Table of Contents
Who were the 4 Axis powers in ww2?
Italy joined the Anti-Comintern Pact on November 6, 1937. On May 22, 1939, Germany and Italy signed the so-called Pact of Steel, formalizing the Axis alliance with military provisions. Finally, on September 27, 1940, Germany, Italy, and Japan signed the Tripartite Pact, which became known as the Axis alliance.
What 4 countries made up the Axis powers?
Axis powers, coalition headed by Germany, Italy, and Japan that opposed the Allied powers in World War II.
Who were the Allies and Axis in ww2?
But which countries actually fought in the war? In fact, many nations were touched by the conflict, but the main combatants can be grouped into two opposing factions– Germany, Japan, and Italy where the Axis powers. France, Great Britain, the United States, and the Soviet Union were the Allied powers.
Who were the first Axis powers?
The major Axis Powers were Germany, Italy, and Japan. The alliance began to form in 1936. First, on October 15, 1936 Germany and Italy signed a friendship treaty that formed the Rome-German Axis. It was after this treaty that Italian dictator Benito Mussolini used the term Axis to refer to their alliance.
Why did Italy join Axis Powers?
Italy joined the war as one of the Axis Powers in 1940, as the French Third Republic surrendered, with a plan to concentrate Italian forces on a major offensive against the British Empire in Africa and the Middle East, known as the “parallel war”, while expecting the collapse of British forces in the European theatre.
Why did Italy join the Axis?
Did Italy switch sides in ww2?
On October 13, 1943, the government of Italy declares war on its former Axis partner Germany and joins the battle on the side of the Allies.
Why was Italy so useless in ww2?

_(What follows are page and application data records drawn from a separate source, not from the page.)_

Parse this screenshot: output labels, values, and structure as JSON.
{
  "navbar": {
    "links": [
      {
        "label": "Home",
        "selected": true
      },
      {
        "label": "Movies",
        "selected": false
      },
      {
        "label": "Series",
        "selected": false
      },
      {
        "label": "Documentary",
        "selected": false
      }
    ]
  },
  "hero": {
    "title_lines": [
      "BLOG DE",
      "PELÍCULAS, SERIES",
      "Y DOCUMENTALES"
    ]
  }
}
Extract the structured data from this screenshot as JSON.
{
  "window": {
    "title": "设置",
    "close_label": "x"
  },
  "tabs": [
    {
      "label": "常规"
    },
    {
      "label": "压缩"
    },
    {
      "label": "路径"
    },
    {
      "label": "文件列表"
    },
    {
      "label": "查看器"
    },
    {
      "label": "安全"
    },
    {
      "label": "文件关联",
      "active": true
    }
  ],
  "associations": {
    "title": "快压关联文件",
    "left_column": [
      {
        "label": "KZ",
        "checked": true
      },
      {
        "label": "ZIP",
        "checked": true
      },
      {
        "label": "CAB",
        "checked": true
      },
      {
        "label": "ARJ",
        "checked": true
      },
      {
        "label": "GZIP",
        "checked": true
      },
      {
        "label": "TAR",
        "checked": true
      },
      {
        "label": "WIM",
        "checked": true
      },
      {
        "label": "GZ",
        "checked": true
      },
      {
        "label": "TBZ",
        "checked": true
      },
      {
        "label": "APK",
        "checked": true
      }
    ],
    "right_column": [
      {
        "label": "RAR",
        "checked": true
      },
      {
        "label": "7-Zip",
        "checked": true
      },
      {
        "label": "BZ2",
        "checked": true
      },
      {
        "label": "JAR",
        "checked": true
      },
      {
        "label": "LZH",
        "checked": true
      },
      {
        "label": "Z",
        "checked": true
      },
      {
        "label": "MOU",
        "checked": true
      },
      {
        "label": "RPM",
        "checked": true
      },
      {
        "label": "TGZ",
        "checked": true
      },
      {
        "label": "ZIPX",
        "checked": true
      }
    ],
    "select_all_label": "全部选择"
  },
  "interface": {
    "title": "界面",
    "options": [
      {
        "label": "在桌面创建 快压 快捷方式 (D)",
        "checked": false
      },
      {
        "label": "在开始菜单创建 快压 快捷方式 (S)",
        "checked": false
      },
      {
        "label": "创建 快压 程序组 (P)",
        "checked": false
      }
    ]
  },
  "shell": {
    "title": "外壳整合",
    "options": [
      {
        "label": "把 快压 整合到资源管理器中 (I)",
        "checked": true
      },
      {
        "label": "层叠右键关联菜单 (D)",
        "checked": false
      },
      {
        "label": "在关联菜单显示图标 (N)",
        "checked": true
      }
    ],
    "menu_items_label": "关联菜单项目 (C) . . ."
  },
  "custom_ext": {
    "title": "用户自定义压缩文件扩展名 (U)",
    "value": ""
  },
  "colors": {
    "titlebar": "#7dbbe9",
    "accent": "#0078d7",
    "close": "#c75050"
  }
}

The Italian military was weakened by military conquests in Ethiopia, Spain and Albania before World War II. Their equipment, weapons and leadership were inadequate which caused their numerous defeats. The unpopularity of the war and lack of Italian military success resulted in Mussolini’s fall from power in July 1943.
What country killed the most German soldiers in World war 2?
Russians also point to the fact that Soviet forces killed more German soldiers than their Western counterparts, accounting for 76 percent of Germany’s military dead.
Why Italy changed sides in ww2?
Italy had its own imperial ambitions — partly based on the Roman Empire and similar to the German policy of lebensraum — which clashed with those of Britain and France. Mussolini and Hitler both pursued an alliance between Germany and Italy, but Germany’s Anschluss with Austria was a sticking point.